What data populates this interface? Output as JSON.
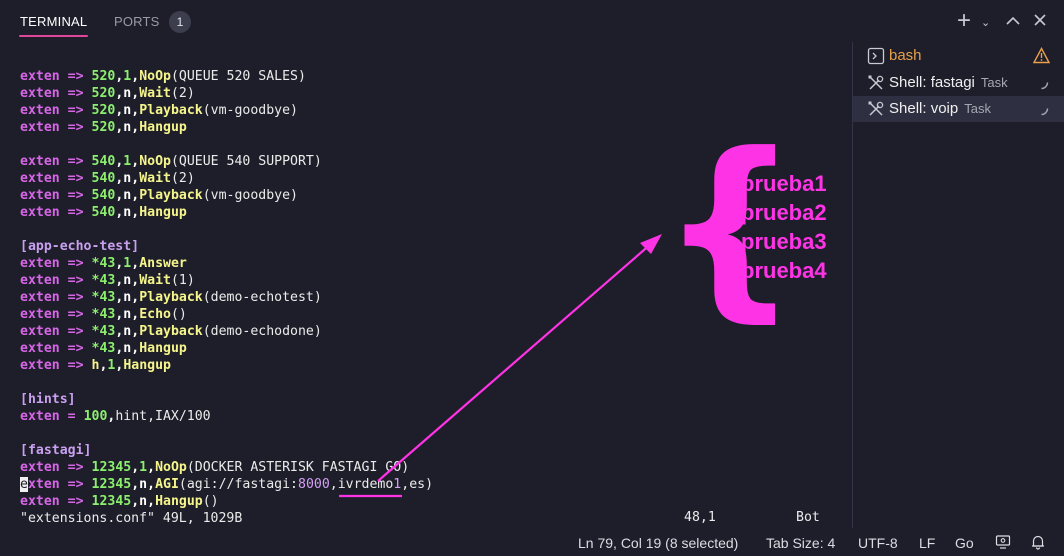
{
  "header": {
    "tab_terminal": "TERMINAL",
    "tab_ports": "PORTS",
    "ports_count": "1",
    "icons": [
      "plus-icon",
      "chevron-down-icon",
      "chevron-up-icon",
      "close-icon"
    ]
  },
  "terminal": {
    "extens": {
      "e1": "exten",
      "e2": "exten",
      "e3": "exten",
      "e4": "exten",
      "e5": "exten",
      "e6": "exten",
      "e7": "exten",
      "e8": "exten",
      "e9": "exten",
      "e10": "exten",
      "e11": "exten",
      "e12": "exten",
      "e13": "exten",
      "e14": "exten",
      "e15": "exten"
    },
    "lines": {
      "l1": {
        "num": "520",
        "prio": "1",
        "app": "NoOp",
        "arg": "(QUEUE 520 SALES)"
      },
      "l2": {
        "num": "520",
        "prio": "n",
        "app": "Wait",
        "arg": "(2)"
      },
      "l3": {
        "num": "520",
        "prio": "n",
        "app": "Playback",
        "arg": "(vm-goodbye)"
      },
      "l4": {
        "num": "520",
        "prio": "n",
        "app": "Hangup",
        "arg": ""
      },
      "l5": {
        "num": "540",
        "prio": "1",
        "app": "NoOp",
        "arg": "(QUEUE 540 SUPPORT)"
      },
      "l6": {
        "num": "540",
        "prio": "n",
        "app": "Wait",
        "arg": "(2)"
      },
      "l7": {
        "num": "540",
        "prio": "n",
        "app": "Playback",
        "arg": "(vm-goodbye)"
      },
      "l8": {
        "num": "540",
        "prio": "n",
        "app": "Hangup",
        "arg": ""
      },
      "l9": {
        "num": "*43",
        "prio": "1",
        "app": "Answer",
        "arg": ""
      },
      "l10": {
        "num": "*43",
        "prio": "n",
        "app": "Wait",
        "arg": "(1)"
      },
      "l11": {
        "num": "*43",
        "prio": "n",
        "app": "Playback",
        "arg": "(demo-echotest)"
      },
      "l12": {
        "num": "*43",
        "prio": "n",
        "app": "Echo",
        "arg": "()"
      },
      "l13": {
        "num": "*43",
        "prio": "n",
        "app": "Playback",
        "arg": "(demo-echodone)"
      },
      "l14": {
        "num": "*43",
        "prio": "n",
        "app": "Hangup",
        "arg": ""
      },
      "l15": {
        "num": "h",
        "prio": "1",
        "app": "Hangup",
        "arg": ""
      },
      "l16": {
        "num": "100",
        "prio": "hint",
        "arg": ",IAX/100"
      },
      "l17": {
        "num": "12345",
        "prio": "1",
        "app": "NoOp",
        "arg": "(DOCKER ASTERISK FASTAGI GO)"
      },
      "l18": {
        "num": "12345",
        "prio": "n",
        "app": "AGI",
        "arg_a": "(agi://fastagi:",
        "arg_port": "8000",
        "arg_b": ",ivrdemo",
        "arg_one": "1",
        "arg_c": ",es)"
      },
      "l19": {
        "num": "12345",
        "prio": "n",
        "app": "Hangup",
        "arg": "()"
      }
    },
    "contexts": {
      "echo": "[app-echo-test]",
      "hints": "[hints]",
      "fastagi": "[fastagi]"
    },
    "arrow": "=>",
    "equals": "=",
    "cursor_char": "e",
    "cursor_rest": "xten",
    "file_status": "\"extensions.conf\" 49L, 1029B",
    "vim_position": "48,1",
    "vim_scroll": "Bot"
  },
  "annotation": {
    "labels": [
      "prueba1",
      "prueba2",
      "prueba3",
      "prueba4"
    ],
    "color": "#ff33e6"
  },
  "sidebar": {
    "items": [
      {
        "label": "bash",
        "sub": "",
        "icon": "terminal-icon",
        "state": "warning-icon"
      },
      {
        "label": "Shell: fastagi",
        "sub": "Task",
        "icon": "tools-icon",
        "state": "loading-icon"
      },
      {
        "label": "Shell: voip",
        "sub": "Task",
        "icon": "tools-icon",
        "state": "loading-icon"
      }
    ]
  },
  "statusbar": {
    "position": "Ln 79, Col 19 (8 selected)",
    "tab_size": "Tab Size: 4",
    "encoding": "UTF-8",
    "eol": "LF",
    "language": "Go",
    "icons": [
      "remote-icon",
      "bell-icon"
    ]
  },
  "colors": {
    "background": "#1e1e2a",
    "keyword": "#d867e8",
    "number": "#8cf06e",
    "application": "#f5f58c",
    "tab_underline": "#e0469a",
    "bash_label": "#e8a04a"
  }
}
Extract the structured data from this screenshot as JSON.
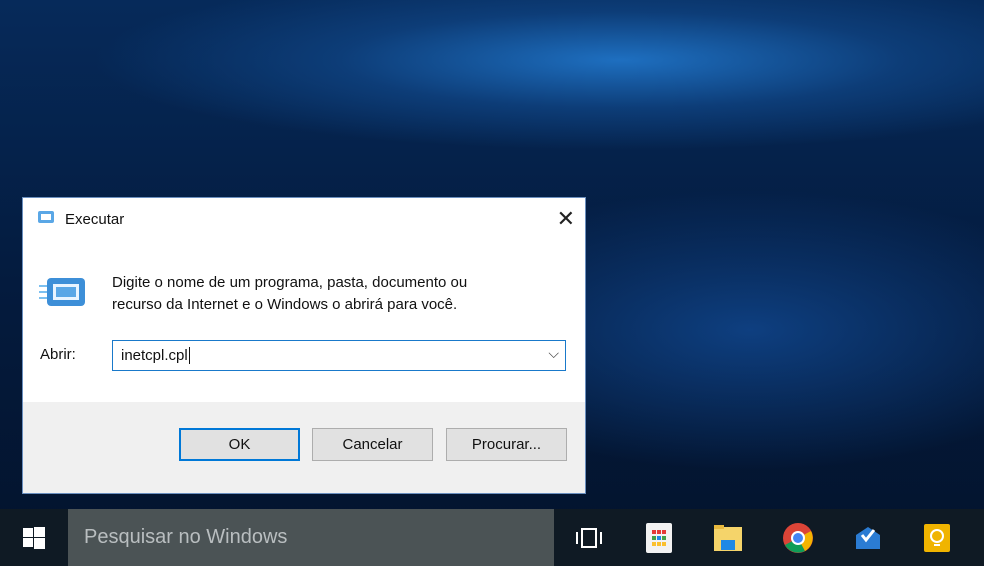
{
  "dialog": {
    "title": "Executar",
    "message_line1": "Digite o nome de um programa, pasta, documento ou",
    "message_line2": "recurso da Internet e o Windows o abrirá para você.",
    "open_label": "Abrir:",
    "input_value": "inetcpl.cpl",
    "ok": "OK",
    "cancel": "Cancelar",
    "browse": "Procurar..."
  },
  "taskbar": {
    "search_placeholder": "Pesquisar no Windows"
  }
}
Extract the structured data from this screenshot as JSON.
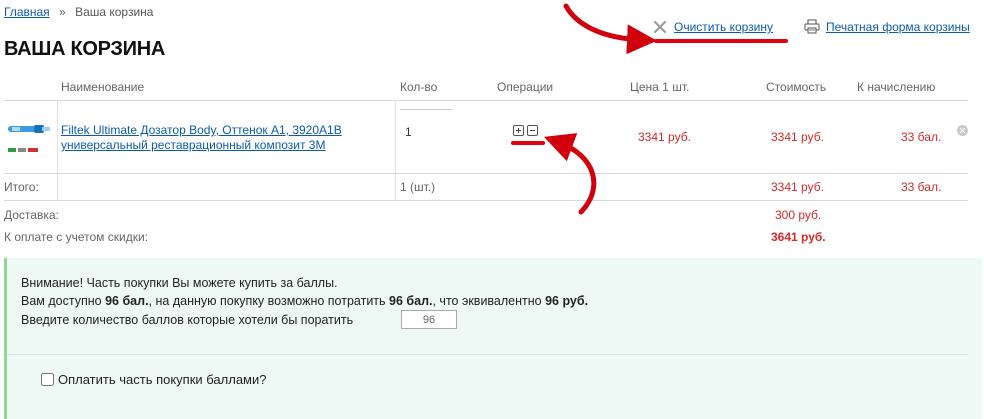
{
  "breadcrumb": {
    "home": "Главная",
    "separator": "»",
    "current": "Ваша корзина"
  },
  "page_title": "ВАША КОРЗИНА",
  "actions": {
    "clear_cart": "Очистить корзину",
    "print_form": "Печатная форма корзины"
  },
  "table": {
    "headers": {
      "name": "Наименование",
      "qty": "Кол-во",
      "operations": "Операции",
      "unit_price": "Цена 1 шт.",
      "cost": "Стоимость",
      "points": "К начислению"
    },
    "items": [
      {
        "name_line1": "Filtek Ultimate Дозатор Body, Оттенок А1, 3920А1В",
        "name_line2": "универсальный реставрационный композит 3М",
        "qty": "1",
        "unit_price": "3341 руб.",
        "cost": "3341 руб.",
        "points": "33 бал."
      }
    ]
  },
  "totals": {
    "label": "Итого:",
    "qty": "1 (шт.)",
    "cost": "3341 руб.",
    "points": "33 бал.",
    "delivery_label": "Доставка:",
    "delivery_value": "300  руб.",
    "to_pay_label": "К оплате с учетом скидки:",
    "to_pay_value": "3641 руб."
  },
  "bonus": {
    "line1": "Внимание! Часть покупки Вы можете купить за баллы.",
    "line2_a": "Вам доступно ",
    "line2_b": "96 бал.",
    "line2_c": ", на данную покупку возможно потратить ",
    "line2_d": "96 бал.",
    "line2_e": ", что эквивалентно ",
    "line2_f": "96 руб.",
    "line3": "Введите количество баллов которые хотели бы поратить",
    "input_value": "96",
    "checkbox_label": "Оплатить часть покупки баллами?"
  },
  "colors": {
    "link": "#0b5cad",
    "price": "#d22a2a",
    "annotation": "#e3000f",
    "panel_bg": "#eef9f6",
    "panel_border": "#8fd88f"
  },
  "icons": {
    "clear": "close-icon",
    "print": "printer-icon",
    "remove": "remove-circle-icon"
  }
}
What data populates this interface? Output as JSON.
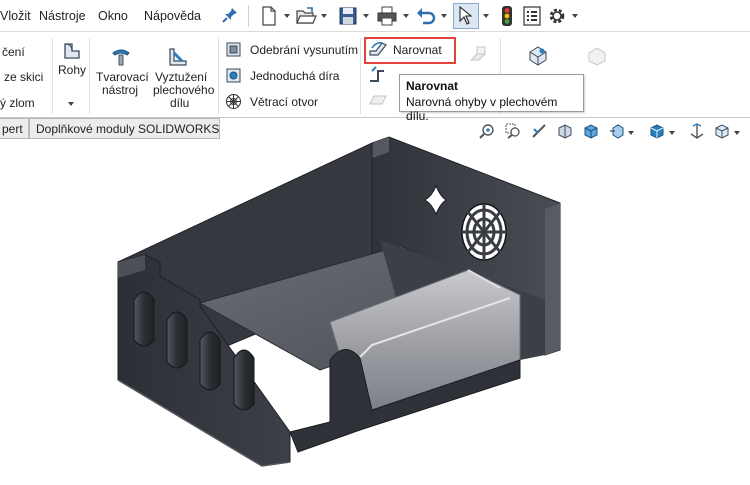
{
  "menu": {
    "items": [
      "Vložit",
      "Nástroje",
      "Okno",
      "Nápověda"
    ]
  },
  "ribbon": {
    "left_labels": [
      "čení",
      "ze skici",
      "ý zlom"
    ],
    "rohy": "Rohy",
    "tvarovaci": [
      "Tvarovací",
      "nástroj"
    ],
    "vyztuzeni": [
      "Vyztužení",
      "plechového",
      "dílu"
    ],
    "odebrani": "Odebrání vysunutím",
    "jednoducha_dira": "Jednoduchá díra",
    "vetraci_otvor": "Větrací otvor",
    "narovnat": "Narovnat"
  },
  "tooltip": {
    "title": "Narovnat",
    "description": "Narovná ohyby v plechovém dílu."
  },
  "tabs": {
    "left": "pert",
    "addins": "Doplňkové moduly SOLIDWORKS"
  },
  "colors": {
    "highlight": "#e0443a",
    "metal_dark": "#3a3d44",
    "metal_light": "#a9aab0"
  }
}
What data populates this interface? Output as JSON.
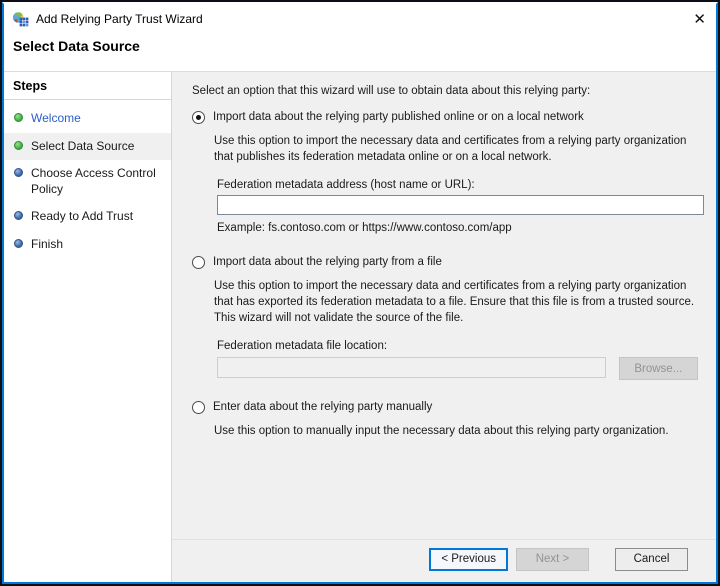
{
  "window": {
    "title": "Add Relying Party Trust Wizard"
  },
  "icons": {
    "close": "✕",
    "app": "relying-party-trust-icon"
  },
  "header": {
    "title": "Select Data Source"
  },
  "sidebar": {
    "heading": "Steps",
    "items": [
      {
        "label": "Welcome",
        "bullet": "done",
        "visited": true,
        "current": false
      },
      {
        "label": "Select Data Source",
        "bullet": "done",
        "visited": false,
        "current": true
      },
      {
        "label": "Choose Access Control Policy",
        "bullet": "todo",
        "visited": false,
        "current": false
      },
      {
        "label": "Ready to Add Trust",
        "bullet": "todo",
        "visited": false,
        "current": false
      },
      {
        "label": "Finish",
        "bullet": "todo",
        "visited": false,
        "current": false
      }
    ]
  },
  "content": {
    "intro": "Select an option that this wizard will use to obtain data about this relying party:",
    "options": [
      {
        "label": "Import data about the relying party published online or on a local network",
        "selected": true,
        "description": "Use this option to import the necessary data and certificates from a relying party organization that publishes its federation metadata online or on a local network.",
        "field_label": "Federation metadata address (host name or URL):",
        "field_value": "",
        "example": "Example: fs.contoso.com or https://www.contoso.com/app"
      },
      {
        "label": "Import data about the relying party from a file",
        "selected": false,
        "description": "Use this option to import the necessary data and certificates from a relying party organization that has exported its federation metadata to a file. Ensure that this file is from a trusted source.  This wizard will not validate the source of the file.",
        "field_label": "Federation metadata file location:",
        "field_value": "",
        "browse_label": "Browse..."
      },
      {
        "label": "Enter data about the relying party manually",
        "selected": false,
        "description": "Use this option to manually input the necessary data about this relying party organization."
      }
    ]
  },
  "footer": {
    "previous_label": "< Previous",
    "next_label": "Next >",
    "cancel_label": "Cancel"
  },
  "colors": {
    "accent_border": "#0078d7",
    "visited_step_link": "#2b5fcc",
    "done_bullet": "#3fae49",
    "todo_bullet": "#3a67a8",
    "content_background": "#f0f0f0",
    "disabled_text": "#939393"
  }
}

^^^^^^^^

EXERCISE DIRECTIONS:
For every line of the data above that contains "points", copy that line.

RESULT FOR THIS EXERCISE:
      "points": "К начислению"
        "points": "33 бал."
    "points": "33 бал.",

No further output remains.